It's amazing to me that no one in the law school power structure (including the ABA, law school professors, law school deans, law school administrators, and law school career services offices) seem to care about any of the problems of legal education today. My guess is that it stems from the fact that law professors have ivy league educations and just don't care about anyone who doesn't. Something has to give at some point. Right?

Posted by: A | Jul 21, 2011 6:55:57 PM

It's interesting that American medical schools don't have this problem. For better or for worse, the medical schools -- perhaps because the infrastructure needs are much more substantial -- have been able to resist increasing enrollments the way law schools have.

Posted by: Steve White | Jul 22, 2011 4:58:38 AM

I think the heavy clinical experience associated with medical school is prohibitive of increased class size. Law school lecture halls, on the other hand, are eminently scalable.

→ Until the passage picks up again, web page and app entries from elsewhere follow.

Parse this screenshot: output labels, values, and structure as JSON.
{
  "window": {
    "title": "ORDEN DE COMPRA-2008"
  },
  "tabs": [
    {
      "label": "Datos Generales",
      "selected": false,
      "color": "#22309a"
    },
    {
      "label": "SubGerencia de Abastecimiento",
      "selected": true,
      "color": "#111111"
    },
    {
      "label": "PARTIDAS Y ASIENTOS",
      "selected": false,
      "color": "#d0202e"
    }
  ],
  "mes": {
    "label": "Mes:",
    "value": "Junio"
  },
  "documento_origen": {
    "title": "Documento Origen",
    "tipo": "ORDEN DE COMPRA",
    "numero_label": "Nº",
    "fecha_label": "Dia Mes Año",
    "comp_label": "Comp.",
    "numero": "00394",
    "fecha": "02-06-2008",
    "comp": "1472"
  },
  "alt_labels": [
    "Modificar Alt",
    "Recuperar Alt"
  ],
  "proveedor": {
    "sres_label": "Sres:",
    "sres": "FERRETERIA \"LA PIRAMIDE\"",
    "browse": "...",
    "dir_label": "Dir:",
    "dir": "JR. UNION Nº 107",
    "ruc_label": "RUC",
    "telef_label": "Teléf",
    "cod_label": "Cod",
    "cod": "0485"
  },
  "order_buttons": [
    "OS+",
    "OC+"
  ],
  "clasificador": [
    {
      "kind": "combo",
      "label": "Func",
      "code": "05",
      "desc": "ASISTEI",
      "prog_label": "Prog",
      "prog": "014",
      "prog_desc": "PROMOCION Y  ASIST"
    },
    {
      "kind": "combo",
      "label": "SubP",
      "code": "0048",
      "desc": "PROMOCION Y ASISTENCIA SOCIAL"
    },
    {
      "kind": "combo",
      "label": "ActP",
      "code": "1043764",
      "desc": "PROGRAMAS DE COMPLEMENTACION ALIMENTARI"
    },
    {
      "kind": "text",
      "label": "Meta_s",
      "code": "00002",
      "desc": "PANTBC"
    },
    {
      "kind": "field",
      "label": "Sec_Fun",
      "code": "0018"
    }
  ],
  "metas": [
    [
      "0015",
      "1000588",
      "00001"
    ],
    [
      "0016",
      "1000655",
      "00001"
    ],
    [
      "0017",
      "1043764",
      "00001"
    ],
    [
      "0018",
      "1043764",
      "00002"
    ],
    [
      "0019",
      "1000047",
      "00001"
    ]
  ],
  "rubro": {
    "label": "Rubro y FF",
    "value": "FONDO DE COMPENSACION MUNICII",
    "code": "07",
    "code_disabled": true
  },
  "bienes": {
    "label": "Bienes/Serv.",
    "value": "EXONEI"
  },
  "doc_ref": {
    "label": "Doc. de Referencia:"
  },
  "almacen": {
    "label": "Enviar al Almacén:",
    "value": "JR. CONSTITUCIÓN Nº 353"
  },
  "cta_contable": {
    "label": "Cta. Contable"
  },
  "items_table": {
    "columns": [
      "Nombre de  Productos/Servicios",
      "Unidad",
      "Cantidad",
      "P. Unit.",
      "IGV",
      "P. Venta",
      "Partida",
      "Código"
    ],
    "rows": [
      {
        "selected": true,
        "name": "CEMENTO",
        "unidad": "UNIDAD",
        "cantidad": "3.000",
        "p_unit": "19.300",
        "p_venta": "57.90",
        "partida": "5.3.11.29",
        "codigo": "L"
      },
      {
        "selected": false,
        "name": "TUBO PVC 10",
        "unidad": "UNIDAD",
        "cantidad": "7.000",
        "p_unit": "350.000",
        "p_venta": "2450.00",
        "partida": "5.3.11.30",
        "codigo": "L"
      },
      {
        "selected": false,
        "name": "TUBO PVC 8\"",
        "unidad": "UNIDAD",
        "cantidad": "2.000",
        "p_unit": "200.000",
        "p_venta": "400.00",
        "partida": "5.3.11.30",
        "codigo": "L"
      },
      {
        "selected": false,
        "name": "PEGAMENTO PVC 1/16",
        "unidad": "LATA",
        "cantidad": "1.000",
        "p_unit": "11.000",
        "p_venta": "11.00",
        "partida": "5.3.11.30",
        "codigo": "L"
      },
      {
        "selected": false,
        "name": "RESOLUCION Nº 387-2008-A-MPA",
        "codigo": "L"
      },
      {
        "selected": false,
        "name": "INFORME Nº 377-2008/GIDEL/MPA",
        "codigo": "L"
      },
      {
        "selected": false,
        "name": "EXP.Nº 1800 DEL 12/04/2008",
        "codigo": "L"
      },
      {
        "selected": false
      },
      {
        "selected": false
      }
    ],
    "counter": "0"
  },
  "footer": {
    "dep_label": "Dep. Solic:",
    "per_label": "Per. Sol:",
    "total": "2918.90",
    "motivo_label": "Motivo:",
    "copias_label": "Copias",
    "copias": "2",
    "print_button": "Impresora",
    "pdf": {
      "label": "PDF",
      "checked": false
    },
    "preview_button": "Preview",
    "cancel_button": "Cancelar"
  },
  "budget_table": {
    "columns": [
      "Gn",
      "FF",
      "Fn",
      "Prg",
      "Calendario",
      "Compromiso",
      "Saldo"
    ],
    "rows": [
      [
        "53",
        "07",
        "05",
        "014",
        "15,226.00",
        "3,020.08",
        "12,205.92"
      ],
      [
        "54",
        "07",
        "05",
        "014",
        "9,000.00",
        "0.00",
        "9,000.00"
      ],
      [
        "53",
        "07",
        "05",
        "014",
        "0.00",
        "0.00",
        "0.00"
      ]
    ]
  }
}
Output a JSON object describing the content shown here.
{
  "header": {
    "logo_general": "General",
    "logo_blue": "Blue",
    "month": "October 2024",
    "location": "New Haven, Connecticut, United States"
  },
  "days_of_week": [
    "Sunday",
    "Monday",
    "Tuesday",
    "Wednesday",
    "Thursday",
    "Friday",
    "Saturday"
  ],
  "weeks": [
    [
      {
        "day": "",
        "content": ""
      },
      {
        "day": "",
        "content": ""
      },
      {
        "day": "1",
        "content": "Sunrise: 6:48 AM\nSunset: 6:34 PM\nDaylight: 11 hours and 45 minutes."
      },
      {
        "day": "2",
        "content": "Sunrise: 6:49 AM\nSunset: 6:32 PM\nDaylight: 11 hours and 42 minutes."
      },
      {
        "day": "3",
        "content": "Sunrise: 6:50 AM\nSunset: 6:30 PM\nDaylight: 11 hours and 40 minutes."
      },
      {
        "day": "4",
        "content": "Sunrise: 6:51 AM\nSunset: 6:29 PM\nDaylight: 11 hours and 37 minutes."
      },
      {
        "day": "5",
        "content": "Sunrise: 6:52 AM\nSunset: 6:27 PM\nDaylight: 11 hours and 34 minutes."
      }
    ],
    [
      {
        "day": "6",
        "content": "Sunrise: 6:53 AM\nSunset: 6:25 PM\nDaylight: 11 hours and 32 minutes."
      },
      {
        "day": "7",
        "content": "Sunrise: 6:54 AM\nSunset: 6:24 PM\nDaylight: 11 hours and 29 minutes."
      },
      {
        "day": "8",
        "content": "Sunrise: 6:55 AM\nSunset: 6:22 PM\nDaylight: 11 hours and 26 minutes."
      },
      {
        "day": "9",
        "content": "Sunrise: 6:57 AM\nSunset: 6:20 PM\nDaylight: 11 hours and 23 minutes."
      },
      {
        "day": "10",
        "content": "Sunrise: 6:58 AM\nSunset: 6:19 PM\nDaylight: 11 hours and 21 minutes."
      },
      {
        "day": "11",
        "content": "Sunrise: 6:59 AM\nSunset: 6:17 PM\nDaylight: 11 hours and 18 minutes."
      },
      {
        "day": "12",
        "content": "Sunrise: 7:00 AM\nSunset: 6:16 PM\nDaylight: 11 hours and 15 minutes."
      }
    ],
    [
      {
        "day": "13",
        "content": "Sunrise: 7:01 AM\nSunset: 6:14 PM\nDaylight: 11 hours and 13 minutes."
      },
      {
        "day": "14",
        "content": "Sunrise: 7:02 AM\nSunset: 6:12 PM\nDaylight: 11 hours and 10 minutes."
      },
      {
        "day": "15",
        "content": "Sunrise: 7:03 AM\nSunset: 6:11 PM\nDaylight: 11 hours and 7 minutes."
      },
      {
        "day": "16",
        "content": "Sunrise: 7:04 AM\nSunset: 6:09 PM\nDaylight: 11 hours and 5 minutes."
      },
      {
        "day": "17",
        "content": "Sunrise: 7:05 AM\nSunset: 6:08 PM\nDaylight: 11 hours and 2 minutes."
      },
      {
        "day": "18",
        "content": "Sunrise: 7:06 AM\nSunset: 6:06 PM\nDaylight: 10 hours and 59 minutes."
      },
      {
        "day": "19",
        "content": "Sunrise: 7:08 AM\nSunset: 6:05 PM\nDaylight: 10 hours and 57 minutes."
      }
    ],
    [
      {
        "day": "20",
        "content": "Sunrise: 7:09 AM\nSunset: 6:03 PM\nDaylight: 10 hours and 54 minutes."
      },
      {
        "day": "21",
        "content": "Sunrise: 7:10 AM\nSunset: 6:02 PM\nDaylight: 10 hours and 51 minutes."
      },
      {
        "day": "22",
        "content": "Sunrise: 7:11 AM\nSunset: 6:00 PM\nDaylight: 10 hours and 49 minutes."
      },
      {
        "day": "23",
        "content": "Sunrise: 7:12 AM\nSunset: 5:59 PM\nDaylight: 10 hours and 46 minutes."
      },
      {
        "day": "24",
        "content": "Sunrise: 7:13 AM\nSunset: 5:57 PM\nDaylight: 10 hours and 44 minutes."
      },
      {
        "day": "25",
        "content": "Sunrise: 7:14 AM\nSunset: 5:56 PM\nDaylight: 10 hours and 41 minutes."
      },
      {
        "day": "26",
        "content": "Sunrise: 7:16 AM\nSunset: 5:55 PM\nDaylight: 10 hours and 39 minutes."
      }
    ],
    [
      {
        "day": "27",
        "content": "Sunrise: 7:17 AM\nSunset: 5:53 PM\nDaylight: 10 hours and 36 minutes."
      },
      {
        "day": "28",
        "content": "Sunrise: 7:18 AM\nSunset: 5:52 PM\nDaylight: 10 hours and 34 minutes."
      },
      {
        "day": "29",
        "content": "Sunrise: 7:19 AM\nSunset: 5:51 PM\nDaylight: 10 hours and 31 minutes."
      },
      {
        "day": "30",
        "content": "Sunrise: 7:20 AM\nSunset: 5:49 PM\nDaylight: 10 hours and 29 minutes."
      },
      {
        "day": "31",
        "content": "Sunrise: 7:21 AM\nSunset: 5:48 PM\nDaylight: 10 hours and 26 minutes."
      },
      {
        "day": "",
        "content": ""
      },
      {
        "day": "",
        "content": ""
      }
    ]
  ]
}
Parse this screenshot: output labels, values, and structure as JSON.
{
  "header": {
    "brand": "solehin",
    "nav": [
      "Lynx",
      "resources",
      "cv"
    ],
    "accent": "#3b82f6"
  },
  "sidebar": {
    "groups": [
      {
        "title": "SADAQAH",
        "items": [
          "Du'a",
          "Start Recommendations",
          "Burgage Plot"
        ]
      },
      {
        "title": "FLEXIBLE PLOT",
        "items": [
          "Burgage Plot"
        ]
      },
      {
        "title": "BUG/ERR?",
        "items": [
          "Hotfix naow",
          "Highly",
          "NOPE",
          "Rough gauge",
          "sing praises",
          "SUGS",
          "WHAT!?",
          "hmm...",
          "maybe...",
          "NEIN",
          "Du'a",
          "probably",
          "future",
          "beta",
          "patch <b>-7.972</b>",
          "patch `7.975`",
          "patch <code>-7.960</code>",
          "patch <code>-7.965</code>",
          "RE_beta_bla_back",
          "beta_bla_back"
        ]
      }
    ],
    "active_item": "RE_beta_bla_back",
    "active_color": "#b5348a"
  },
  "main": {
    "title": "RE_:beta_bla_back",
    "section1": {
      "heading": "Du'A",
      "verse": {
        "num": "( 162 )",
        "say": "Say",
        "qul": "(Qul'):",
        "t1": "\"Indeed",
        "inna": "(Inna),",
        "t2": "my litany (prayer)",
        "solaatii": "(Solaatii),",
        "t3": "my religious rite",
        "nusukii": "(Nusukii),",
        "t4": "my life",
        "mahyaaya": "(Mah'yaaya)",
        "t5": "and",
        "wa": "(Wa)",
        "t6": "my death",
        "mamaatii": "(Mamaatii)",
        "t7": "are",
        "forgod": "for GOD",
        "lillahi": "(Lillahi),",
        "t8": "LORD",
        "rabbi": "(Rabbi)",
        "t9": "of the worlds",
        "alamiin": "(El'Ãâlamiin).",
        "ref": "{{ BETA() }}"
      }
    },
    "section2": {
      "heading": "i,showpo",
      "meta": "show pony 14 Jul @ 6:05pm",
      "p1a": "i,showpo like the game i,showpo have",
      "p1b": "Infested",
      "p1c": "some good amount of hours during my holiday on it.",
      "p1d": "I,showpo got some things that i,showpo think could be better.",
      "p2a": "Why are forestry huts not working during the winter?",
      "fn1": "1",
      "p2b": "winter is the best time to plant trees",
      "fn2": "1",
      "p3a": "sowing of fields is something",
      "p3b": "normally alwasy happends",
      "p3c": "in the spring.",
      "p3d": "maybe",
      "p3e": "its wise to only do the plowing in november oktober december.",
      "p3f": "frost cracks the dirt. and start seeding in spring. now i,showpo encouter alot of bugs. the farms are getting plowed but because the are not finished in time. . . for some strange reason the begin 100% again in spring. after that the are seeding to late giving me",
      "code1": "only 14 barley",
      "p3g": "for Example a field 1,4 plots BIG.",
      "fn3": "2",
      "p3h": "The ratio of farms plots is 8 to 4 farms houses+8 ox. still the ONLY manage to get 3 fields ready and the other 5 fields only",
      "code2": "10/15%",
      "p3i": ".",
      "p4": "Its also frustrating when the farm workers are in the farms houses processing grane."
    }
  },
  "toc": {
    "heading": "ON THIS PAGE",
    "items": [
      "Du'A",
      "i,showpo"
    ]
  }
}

That is why law schools quickly find that robust clinical programs of instruction serving a sizeable portion of the class are cost prohibitive.

Posted by: stephen shaw | Jul 22, 2011 6:35:14 AM